Such is the moment I find myself in this morning.
It is another sun-washed, arid and frigid Rocky Mountain morning. My husband, our three rescue dogs – Sheba, Smudges and Charlie – are out for a pack walk in our mountain valley three thousand feet above the gilded City of Boulder, Colorado. Meandering through the ten acres of creek side trails, we sidestep mud-slush-ice puddles along the way, chattering happily about the cerulean blue sky and the quietness of the late morning. I feel relaxed and content after the long week to be spending some pleasurable time with my well-constructed family of orphans.
Passing through the willows and looking ahead, I see clear trails in the distance. All’s clear, I think, we can let Smudges and Charlie run a bit…
Oh, how I wish I’d turned to my left sooner. No quicker than I’d uttered the release words, I saw them:
Twin moose yearlings.
Smudges, my beloved little 2-year old Shepherd mutt with wits to rival an 8-year old child, locked eyes and tears away before I can register the pair of 800-pound chocolate brown bodies browsing thirty feet away. Charlie, our recent 1-year old Labrador mutt refugee from the streets of Shawnee, Oklahoma, follows suit. Sheba, our seasoned and wiser 12-year old incontinent Shepherd mutt, tucks her head and nestles in between Frank’s legs. The twin moose calves turn towards Smudges and charge – ears back, hooves flying.
S*!, grab Charlie! I scream at my husband. Lunging for his lead dragging behind, he quickly snatches up a barking Charlie.
I dash behind a clump of willows in the excitement. The quietness of the morning evaporates with the explosion of crazed barking piercing the air.
SMUDGES! SMUDGES, DAMMIT SMUDGES, COME!!!
I might has well have been screaming to the gods above to drop down from the sky. Hell-bent on herding the twin moose calves — no matter my eighteen months of treat-training – I stand no chance of her listening in a moment most critical.

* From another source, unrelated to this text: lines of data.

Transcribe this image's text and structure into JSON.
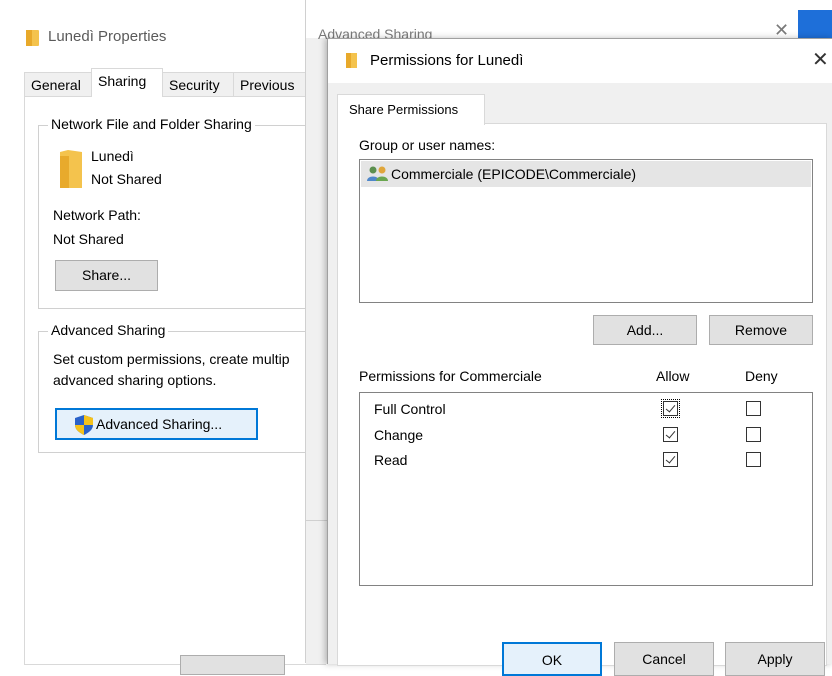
{
  "properties_window": {
    "title": "Lunedì Properties",
    "tabs": [
      {
        "label": "General"
      },
      {
        "label": "Sharing"
      },
      {
        "label": "Security"
      },
      {
        "label": "Previous"
      }
    ],
    "network_sharing": {
      "group_label": "Network File and Folder Sharing",
      "folder_name": "Lunedì",
      "folder_status": "Not Shared",
      "network_path_label": "Network Path:",
      "network_path_value": "Not Shared",
      "share_button": "Share..."
    },
    "advanced_sharing": {
      "group_label": "Advanced Sharing",
      "description_line1": "Set custom permissions, create multip",
      "description_line2": "advanced sharing options.",
      "button": "Advanced Sharing..."
    }
  },
  "advanced_sharing_window": {
    "title": "Advanced Sharing"
  },
  "permissions_dialog": {
    "title": "Permissions for Lunedì",
    "tab": "Share Permissions",
    "group_label": "Group or user names:",
    "users": [
      {
        "name": "Commerciale (EPICODE\\Commerciale)"
      }
    ],
    "add_button": "Add...",
    "remove_button": "Remove",
    "permissions_label": "Permissions for Commerciale",
    "allow_header": "Allow",
    "deny_header": "Deny",
    "permissions": [
      {
        "name": "Full Control",
        "allow": true,
        "deny": false
      },
      {
        "name": "Change",
        "allow": true,
        "deny": false
      },
      {
        "name": "Read",
        "allow": true,
        "deny": false
      }
    ],
    "ok_button": "OK",
    "cancel_button": "Cancel",
    "apply_button": "Apply"
  },
  "colors": {
    "selection": "#e5e5e5",
    "dialog_bg": "#f0f0f0",
    "accent_blue": "#0078d7"
  }
}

Take Charlie home, quickly! I holler to my husband, please – GET SHEBA OUT OF HERE TOO!
Get out of here, this is MY LAND! Smudges continues to bark, dashing, panting, running, chasing, nipping, charging at the moose twins.
Oh, dear God! Smudges! I scream and holler because I think that will be the thing to which she most pays attention. I run to snatch her dragline in vain. Dashing and darting, I am frantic to drag her away from the danger of charging moose twins.
A yearling turns in pursuit. Turning tail, she dashes away – for a short distance – then turns back, barking and bowing.
Oh, dear Jesus, she thinks this is a game!
The yearling continues to charge. Front hoof striking out, he misses her head by inches.
SMUDGES!!! Dammit, Smudges, for the love of God, please COME!!!
Get out of here! This is MY LAND! She continues. The other yearling joins in pursuit.
I dash behind more willows, continuing to scream. We – Smudges and the moose twins and I – are out here alone. Charlie, Sheba and my husband have all safely returned to the enclosure of our home, acres away.
Just then, the moose twins gallop my way, Smudges on their tail.
Oh, dear God.
I dash deeper into the willows. Smudges follows on the tail of the twins.
Then, they stop.
Turning to browse on the willows again, blonde hair stands straight up on the back of chocolatey-brown necks. They are agitated, to say the least.
Smudges circles around, this time to the front – straight into the thicket of the willows.
Smudges! P-L-E-A-S-E SMUDGES….For the love of God….PLEASE COME!!! I sink to my knees in a mud-slush puddle. Behind a clump of willows, where a yearling is now cowkicking at her, hoarse and crying.
Get out of here….This is MY LAND! She continues.
I dash eastward along the trail, dodging the mule kick from the yearling most agitated. His brother browses on a clump of willows nearby. Smudges runs to the other side – eastward – just as I stomp on her trailing lead.
GOTCHYA! Now let’s get the hell out of here! I run – dragging her barking, irate, territorial, screaming, recalcitrant, disobedient self behind – to the safety of the house just acres away.
The moose twins continue to browse in the willows.
Back in the safety of the house, I can see the moose twins in the willows far away. They remain there for the next seven days, lounging in the safety of shelter and rough nourishment of our plentiful willows. Smudges and Charlie walk the other end of the valley on leashes for the duration, stopping for the occasional witness of a breaking branch or whiff in the mountain air, to confirm the presence of their wild “intruders.” I try to explain to them both, the moose live here too, you know, but they both just look up at me, sitting for a liver treat, and wondering when they can again run free…